Remark 13. From the simulation results shown in the above figures, we find the estimated parameters of identical to the true values, which shows that the unknown terms in the dynamical equation of each node can be identified very well. However, the estimated parameter of is different from the true value. This is because of the simple feedback controller (9) added in each node. In this paper, we analyze the network topology of complex dynamical networks and design the controller without the precise information of the network topology, and then we get the perfect tracking performance. Thus, the control objective can be achieved even if the time-varying coupling strength was not identified very well.

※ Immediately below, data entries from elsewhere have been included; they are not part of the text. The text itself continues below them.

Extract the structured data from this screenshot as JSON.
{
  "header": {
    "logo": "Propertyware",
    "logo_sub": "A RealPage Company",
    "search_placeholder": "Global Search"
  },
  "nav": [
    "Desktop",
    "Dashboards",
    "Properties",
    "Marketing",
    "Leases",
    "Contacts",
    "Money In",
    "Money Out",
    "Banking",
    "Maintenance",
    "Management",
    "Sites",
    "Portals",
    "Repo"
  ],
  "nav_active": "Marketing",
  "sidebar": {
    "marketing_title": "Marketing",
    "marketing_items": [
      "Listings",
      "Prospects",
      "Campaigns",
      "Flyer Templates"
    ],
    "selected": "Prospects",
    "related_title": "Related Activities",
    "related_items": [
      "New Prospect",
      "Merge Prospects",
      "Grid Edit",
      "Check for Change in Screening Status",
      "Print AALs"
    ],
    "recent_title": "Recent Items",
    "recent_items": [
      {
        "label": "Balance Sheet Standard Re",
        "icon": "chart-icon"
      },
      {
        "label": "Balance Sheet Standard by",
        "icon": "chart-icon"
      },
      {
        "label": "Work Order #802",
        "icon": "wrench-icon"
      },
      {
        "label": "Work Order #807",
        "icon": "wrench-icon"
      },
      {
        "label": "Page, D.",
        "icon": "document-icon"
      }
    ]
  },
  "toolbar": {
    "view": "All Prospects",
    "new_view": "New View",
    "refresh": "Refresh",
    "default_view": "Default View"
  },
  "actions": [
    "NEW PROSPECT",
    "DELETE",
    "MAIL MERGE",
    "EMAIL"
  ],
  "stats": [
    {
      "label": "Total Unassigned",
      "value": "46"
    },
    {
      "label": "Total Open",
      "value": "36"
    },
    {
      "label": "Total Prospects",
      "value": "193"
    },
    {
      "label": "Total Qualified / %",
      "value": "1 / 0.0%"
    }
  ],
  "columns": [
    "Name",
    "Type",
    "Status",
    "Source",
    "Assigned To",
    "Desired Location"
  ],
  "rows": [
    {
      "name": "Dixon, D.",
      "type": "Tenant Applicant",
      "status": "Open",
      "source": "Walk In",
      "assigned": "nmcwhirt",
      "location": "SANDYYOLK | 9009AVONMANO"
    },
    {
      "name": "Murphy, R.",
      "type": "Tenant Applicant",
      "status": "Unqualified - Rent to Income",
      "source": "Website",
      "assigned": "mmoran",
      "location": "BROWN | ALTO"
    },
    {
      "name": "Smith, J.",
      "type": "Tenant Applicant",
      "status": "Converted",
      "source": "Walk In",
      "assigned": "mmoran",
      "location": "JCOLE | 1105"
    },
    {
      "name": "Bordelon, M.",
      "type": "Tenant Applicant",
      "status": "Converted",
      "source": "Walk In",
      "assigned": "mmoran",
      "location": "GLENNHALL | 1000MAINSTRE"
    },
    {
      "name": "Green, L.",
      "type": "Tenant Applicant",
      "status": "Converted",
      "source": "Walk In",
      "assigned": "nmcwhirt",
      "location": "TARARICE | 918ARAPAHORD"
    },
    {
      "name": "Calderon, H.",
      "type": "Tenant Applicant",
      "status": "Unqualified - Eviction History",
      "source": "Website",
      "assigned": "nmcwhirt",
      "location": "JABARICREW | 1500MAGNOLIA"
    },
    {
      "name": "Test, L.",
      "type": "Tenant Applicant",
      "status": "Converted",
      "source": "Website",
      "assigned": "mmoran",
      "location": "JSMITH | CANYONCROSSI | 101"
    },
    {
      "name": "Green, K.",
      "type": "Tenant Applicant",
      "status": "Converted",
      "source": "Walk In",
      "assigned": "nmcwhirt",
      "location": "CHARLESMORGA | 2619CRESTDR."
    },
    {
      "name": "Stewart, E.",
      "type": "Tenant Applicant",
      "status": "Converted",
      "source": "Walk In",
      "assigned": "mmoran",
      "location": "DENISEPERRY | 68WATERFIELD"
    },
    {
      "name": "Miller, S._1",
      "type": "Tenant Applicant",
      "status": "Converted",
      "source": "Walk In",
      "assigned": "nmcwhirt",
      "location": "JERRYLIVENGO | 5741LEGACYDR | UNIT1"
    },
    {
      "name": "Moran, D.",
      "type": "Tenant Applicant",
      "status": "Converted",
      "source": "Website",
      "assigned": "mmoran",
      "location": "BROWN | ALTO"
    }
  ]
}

In this paper, for a complex dynamical network with repetitive operation over a fixed time interval, we propose a new adaptive iterative learning control scheme to ensure that the state of each node tracks the desired trajectory as the iteration index tends to infinity. In this context, it is also said that the synchronization for complex dynamical networks is achieved in the iteration domain. The simulation example verifies the theoretical results.
Conflict of Interests
The authors declare that there is no conflict of interests regarding the publication of this paper.
This work was supported by the National Natural Science Foundation of China under Grant no. 60974139 and the Foundation of Ministry of Education of China under Grants no. JY0300137002 and no. 20130203110021.
S. Arimoto, S. Kawamura, and F. Miyazaki, “Bettering operation of robots by learning,” Journal of Robotic Systems, vol. 1, no. 2, pp. 123–140, 1984.View at: Google Scholar
D. Li and J.-M. Li, “Adaptive iterative learning control for nonlinearly parameterized systems with unknown time-varying delay and unknown control direction,” International Journal of Automation and Computing, vol. 9, no. 6, pp. 578–586, 2012.View at: Google Scholar